The Australian industrial and logistics market has seen some of the lowest yields on record, according to CBRE’s Q2 Industrial and Logistics MarketView report.
Melbourne’s yields compressed by a further 20 basis points in the second quarter to an average of 5.75%. In Sydney, industrial and logistics yields continued to compress to an average of 5.9% for super prime assets.
CBRE Senior Research Manager Kate Bailey said that the sale of high quality industrial and logistics assets in Q2 helped drive down yields and reinforced the continued demand for high value assets.
“The June quarter for NSW saw stronger institutional level industrial and logistics transactions, with two significant portfolio sales including the Simonson Industrial sale of six outer west assets for $71 million,” Bailey said.
In Adelaide, super prime yield sharpened 17 basis points in Q2, with 58 basis points compression on average over the past 12 months mostly driven by demand in high quality assets, particularly in the North West.
“For the markets that saw even further tightening in Q2, we expect that yields are at, or close to, the bottom of the cycle and any further compression will be minimal,” Ms Bailey said.
The report stated that land values continued to grow with average prices for 1.6 hectare parcels up 21% year-on- year, driven by growth in the Sydney market which recorded 40% year-on-year growth.
NSW saw 9% annual growth over the past 20 years, with North Sydney and South Sydney the strongest performing regions.
Land values were up 18% year-on-year in Victoria, with eight consecutive quarters of positive growth.
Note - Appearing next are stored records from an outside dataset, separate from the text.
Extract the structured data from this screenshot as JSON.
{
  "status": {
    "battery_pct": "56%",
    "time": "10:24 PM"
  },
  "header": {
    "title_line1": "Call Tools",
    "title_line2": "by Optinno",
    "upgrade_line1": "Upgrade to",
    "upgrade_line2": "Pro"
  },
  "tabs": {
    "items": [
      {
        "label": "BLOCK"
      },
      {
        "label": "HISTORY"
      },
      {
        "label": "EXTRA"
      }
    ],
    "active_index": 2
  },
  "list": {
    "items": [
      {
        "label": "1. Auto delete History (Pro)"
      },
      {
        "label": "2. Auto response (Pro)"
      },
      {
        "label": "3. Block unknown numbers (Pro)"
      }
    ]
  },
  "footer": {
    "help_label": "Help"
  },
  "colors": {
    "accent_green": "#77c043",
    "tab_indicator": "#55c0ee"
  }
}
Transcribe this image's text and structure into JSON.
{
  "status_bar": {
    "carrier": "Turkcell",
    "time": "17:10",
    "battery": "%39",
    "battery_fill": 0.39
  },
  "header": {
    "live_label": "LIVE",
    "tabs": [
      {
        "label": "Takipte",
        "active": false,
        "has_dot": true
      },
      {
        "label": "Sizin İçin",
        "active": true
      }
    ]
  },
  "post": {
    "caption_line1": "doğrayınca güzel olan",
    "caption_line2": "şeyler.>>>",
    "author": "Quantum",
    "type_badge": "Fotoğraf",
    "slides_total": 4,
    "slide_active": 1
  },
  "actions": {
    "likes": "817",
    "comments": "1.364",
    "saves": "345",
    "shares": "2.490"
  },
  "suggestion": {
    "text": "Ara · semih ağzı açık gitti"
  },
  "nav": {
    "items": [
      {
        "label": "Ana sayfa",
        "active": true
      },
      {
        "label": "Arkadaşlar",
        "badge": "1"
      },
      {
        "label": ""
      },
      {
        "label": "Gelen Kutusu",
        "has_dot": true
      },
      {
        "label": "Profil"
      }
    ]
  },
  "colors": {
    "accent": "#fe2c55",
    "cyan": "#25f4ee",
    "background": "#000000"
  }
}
Queensland land values rose by 14% annually, with occupiers and developers starting to land bank sites, particularly in the south and west.
CBRE Pacific Senior Managing Director Matt Haddon said that a total of 206,000 square metres of new industrial and logistics supply was released to the market in Q2.
Sydney saw the highest levels, with 37% of all new supply in 2017. Over 680,000 square metres of industrial and logistics stock was added in the first half of 2017 – 66% more than in the same period last year.
However, rent growth remained relatively strong with super prime net face rents increasing 1.3% to $131 per square metre and secondary rents growing 1.1% to $110 per square metre.
“We expect this growth to continue through to the end of 2017 and start to slow in early 2018,” Haddon said.
Melbourne recorded its first quarter of rental growth since Q3 2016, with super prime face rents increasing by 3.9% to $83.1 per square metre.
“This has been driven by increases in Melbourne’s south east which saw growth of 5.9% quarter-on-quarter, with availability of well-located super prime assets tightening,” Haddon said.
“The Port of Melbourne and infrastructure investment is driving demand in the west precinct, with strong super prime growth of 3.4% quarter-on-quarter.”